In the end we reach a sort of compromise, which makes a perverted kind of sense in the heat: we can use the lighter to start a fire, but we will all, including Conway, have to go into the jungle to find some fresh water.
Gathering vessels in which to ferry the water turns out to be simple: depressingly, plastic bottles are forever being washed up on beaches in this part of the world. However, walking into the jungle, up a small cliff and through bush in the hot afternoon sun is shattering. Already dehydrated, we stop to nap and complain every couple of hundred yards or so. Grylls had instructed us to choose a “positive attitude” on the island, “even though it might hurt and you don’t feel like it”, but the brutal reality of the wilderness means we mainly opt for lethargy and whining.
Fortunately Langley is made of stronger stuff than Conway and I, and, brandishing the machete, she drags us through the acres of foreboding flora and spikes and thorns until, incredibly, we actually find a freshwater lagoon. Ignoring the threat of crocodiles, she immediately volunteers to fill the vessels with water, which, as a feminist, I am more than happy to let her do.
Then I realise I will probably be outed as a coward in the glossy press, so I volunteer to fill the bottles, with Langley holding a machete over my head in case a crocodile makes an appearance. Afterwards, we leg it back to our “camp”, feeling, frankly, disproportionately exhilarated. Did we boil and drink the water? Of course not. It looked like urine. The thing most people ask when you mention you’ve met Bear Grylls is whether he made you drink your own piss, but I wasn’t going to contract cholera for a Times2 feature. Without properly discussing it, we all individually reach the conclusion that the best strategy is to lie still under a tree until we are rescued, which, as it happens, is exactly what I would do in the event of being an actual castaway on a desert island. We drink the final thimble of water in the metal canteen as if it were a rare whisky and settle in for the longest and thirstiest night of our lives.
Did I learn anything from the experience? Yes. I learnt that the experience of “survival”, at least as it is created for TV, is packed with ironies: not least that it increases significantly the chance of sudden injury and death. I learnt that we don’t need to eat as much as we do: we pigged out when we had food put in front of us on our return, but we weren’t exactly dying of hunger at the end of the exercise.
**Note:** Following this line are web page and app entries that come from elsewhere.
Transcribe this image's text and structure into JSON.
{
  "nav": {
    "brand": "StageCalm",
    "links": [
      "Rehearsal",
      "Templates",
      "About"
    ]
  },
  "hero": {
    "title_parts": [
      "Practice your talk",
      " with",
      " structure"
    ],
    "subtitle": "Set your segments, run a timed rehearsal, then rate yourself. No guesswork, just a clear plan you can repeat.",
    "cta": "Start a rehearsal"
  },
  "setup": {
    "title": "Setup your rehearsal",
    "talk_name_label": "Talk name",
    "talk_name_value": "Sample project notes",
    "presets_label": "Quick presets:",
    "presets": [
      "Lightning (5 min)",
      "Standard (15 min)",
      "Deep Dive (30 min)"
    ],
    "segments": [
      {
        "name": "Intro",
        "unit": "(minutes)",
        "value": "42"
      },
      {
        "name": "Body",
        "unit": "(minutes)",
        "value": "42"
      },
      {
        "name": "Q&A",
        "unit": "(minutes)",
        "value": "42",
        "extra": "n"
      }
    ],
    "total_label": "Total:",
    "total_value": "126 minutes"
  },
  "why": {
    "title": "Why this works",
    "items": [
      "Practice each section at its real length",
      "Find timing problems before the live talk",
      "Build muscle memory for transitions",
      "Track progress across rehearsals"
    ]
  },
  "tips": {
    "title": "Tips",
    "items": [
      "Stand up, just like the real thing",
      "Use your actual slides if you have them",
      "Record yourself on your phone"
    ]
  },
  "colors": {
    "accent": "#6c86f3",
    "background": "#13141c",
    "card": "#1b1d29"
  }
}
I learnt that is the simple things that you miss the most, such as chairs (nature doesn’t produce comfortable seats), concrete (sand is a tedious surface), mirrors (we had to rely on telling each other if there was anything disgusting on our faces) and music (it is a delight to even hear Bon Jovi playing in a café when we get back).
I learnt that there is nothing sexy about the desert island experience: it leaves you dirty and smelly and full of self-disgust. Indeed, we had all been grossed out when we heard that the cast had found a toothbrush on the beach and shared it, but by day three I was almost ready to do the same.
Yet none of it was, as Grylls had forecast, profound or life-changing. I went knowing that the secret of happiness is love and work, and it was no particular surprise that it made me unhappy to be deprived of both. I am full of respect for the people who managed to survive six weeks of the torment and I can’t wait to see the show, but I am also bemused why anyone would want to volunteer.
Which brings me to the island’s final gift to us. On a recent train journey, Langley found herself talking to someone who was a contestant on the new series. They had a hoot laughing about the mosquitoes, the crocodiles, the plastic bottles. Yet then she discovered that the tree we had slept under was actually where the cast went to the toilet. They called it “the dumping tree”. So basically, we slept on a cesspit.